- Work instructions: Give the count of lines below that include the word "Cursors", and say nothing else.

Records from a data collection:
┄┄┄┄┄┄

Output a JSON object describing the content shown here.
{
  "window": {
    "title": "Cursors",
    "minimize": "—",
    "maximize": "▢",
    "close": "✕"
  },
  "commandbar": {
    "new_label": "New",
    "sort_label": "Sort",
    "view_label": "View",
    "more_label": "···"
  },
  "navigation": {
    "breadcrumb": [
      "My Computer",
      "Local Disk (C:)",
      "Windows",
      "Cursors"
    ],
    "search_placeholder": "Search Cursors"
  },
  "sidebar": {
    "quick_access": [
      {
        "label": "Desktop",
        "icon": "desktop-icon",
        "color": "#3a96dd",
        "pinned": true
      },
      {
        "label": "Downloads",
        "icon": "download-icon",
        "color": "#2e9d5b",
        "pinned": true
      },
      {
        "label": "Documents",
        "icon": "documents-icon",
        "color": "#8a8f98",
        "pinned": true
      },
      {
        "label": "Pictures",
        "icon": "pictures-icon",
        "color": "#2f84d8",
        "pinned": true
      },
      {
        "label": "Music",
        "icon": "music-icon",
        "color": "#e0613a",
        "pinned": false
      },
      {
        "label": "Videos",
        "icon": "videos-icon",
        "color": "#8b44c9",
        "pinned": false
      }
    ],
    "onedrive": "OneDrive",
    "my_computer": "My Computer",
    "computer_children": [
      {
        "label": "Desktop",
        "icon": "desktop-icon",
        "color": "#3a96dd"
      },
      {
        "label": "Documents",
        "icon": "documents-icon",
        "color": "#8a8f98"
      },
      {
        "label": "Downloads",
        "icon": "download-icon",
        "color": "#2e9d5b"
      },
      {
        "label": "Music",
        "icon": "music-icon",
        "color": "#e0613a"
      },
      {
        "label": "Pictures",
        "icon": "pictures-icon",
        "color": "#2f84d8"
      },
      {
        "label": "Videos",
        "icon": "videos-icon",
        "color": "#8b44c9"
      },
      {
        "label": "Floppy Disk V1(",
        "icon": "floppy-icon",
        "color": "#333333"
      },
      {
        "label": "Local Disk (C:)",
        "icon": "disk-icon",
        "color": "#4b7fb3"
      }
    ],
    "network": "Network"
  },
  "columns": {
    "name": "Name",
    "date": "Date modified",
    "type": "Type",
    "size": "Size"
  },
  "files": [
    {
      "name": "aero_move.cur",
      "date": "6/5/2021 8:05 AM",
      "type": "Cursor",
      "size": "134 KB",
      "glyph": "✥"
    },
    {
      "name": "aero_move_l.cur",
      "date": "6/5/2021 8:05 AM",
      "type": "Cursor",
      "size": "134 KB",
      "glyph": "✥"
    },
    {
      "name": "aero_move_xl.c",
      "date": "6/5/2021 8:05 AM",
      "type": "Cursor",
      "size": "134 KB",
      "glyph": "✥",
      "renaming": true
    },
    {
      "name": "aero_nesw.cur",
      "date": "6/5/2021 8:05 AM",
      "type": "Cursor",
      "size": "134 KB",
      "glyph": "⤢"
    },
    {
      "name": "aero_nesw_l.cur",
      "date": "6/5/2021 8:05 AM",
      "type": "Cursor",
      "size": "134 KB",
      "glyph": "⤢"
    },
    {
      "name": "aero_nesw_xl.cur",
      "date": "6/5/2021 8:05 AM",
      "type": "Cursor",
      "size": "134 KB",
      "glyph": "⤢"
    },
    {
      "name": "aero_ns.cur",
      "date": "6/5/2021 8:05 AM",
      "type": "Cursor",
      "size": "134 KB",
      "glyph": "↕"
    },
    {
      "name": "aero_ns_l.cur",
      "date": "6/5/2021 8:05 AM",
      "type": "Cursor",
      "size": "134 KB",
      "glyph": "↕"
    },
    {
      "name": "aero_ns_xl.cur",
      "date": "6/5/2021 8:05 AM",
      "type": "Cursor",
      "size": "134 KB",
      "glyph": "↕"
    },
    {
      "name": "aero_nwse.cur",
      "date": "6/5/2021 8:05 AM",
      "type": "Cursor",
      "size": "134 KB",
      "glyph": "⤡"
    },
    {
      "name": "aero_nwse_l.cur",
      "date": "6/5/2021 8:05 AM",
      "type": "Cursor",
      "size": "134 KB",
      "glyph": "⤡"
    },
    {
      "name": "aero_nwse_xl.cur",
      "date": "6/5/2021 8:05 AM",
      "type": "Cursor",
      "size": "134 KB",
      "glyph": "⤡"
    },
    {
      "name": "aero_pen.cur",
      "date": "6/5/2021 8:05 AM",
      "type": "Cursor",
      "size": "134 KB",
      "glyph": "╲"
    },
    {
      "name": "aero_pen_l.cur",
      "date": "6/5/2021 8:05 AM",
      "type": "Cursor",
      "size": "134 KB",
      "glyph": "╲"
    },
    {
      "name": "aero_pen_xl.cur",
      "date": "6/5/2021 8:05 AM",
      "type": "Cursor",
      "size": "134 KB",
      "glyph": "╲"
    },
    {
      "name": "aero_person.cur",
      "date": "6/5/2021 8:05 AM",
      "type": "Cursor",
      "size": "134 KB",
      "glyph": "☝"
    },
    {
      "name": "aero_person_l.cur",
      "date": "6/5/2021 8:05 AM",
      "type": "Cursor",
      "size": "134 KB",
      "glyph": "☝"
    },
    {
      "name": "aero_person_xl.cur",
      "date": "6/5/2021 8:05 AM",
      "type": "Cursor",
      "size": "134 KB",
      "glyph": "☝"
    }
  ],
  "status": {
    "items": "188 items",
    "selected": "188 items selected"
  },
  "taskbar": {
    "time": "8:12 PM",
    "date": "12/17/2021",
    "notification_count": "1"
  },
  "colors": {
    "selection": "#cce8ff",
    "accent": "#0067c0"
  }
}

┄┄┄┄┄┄

- Solution to this task: 3